To determine the mortality, hospital stay, and total hospital charges and cost of hospitalization attributable to candidemia by comparing patients with candidemia with control-patients who have otherwise similar illnesses. Prior studies lack broad patient and hospital representation or cost-related information that accurately reflects current medical practices.
Our case-control study included case-patients with candidemia and their cost-related data, ascertained from laboratory-based candidemia surveillance conducted among all residents of Connecticut and Baltimore and Baltimore County, Maryland, during 1998 to 2000. Control-patients were matched on age, hospital type, admission year, discharge diagnoses, and duration of hospitalization prior to candidemia onset.
We identified 214 and 529 sets of matched case-patients and control-patients from the two locations, respectively. Mortality attributable to candidemia ranged between 19% and 24%. On multivariable analysis, candidemia was associated with mortality (OR, 5.3 for Connecticut and 8.5 for Baltimore and Baltimore County; P < .05), whereas receiving adequate treatment was protective (OR, 0.5 and 0.4 for the two locations, respectively; P < .05). Candidemia itself did not increase the total hospital charges and cost of hospitalization; when treatment status was accounted for, having received adequate treatment for candidemia significantly increased the total hospital charges and cost of hospitalization ($6,000 to $29,000 and $3,000 to $22,000, respectively) and the length of stay (3 to 13 days).

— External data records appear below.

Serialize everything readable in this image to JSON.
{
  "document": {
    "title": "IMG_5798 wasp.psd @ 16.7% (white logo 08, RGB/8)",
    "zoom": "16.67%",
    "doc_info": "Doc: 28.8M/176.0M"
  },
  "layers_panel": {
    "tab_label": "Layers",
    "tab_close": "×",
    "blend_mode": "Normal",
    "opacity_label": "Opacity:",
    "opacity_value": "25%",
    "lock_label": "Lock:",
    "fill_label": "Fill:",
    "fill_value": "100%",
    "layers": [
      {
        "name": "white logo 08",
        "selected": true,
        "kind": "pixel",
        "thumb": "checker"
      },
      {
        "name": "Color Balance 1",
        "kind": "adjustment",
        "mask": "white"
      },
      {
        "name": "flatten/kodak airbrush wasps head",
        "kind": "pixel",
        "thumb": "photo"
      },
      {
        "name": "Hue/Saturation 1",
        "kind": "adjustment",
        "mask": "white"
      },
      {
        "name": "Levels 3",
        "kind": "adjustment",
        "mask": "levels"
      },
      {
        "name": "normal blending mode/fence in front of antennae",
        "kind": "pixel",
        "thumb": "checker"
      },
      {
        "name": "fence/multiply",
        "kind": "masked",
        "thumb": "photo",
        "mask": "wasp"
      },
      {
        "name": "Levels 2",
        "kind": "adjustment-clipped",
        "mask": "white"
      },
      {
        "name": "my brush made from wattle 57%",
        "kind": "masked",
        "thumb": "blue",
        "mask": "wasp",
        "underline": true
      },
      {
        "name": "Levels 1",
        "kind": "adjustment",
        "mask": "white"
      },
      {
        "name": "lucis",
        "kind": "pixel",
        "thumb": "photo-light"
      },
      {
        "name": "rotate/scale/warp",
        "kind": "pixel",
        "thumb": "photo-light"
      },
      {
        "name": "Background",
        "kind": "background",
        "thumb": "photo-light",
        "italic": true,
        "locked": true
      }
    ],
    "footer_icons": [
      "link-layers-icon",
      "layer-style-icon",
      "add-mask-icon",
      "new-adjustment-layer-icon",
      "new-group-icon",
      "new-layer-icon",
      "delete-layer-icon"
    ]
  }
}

Our findings underscore the burden of candidemia, particularly regarding the risk of death, length of hospitalization, and cost associated with treatment (Infect Control Hosp Epidemiol 2005;26:540-547).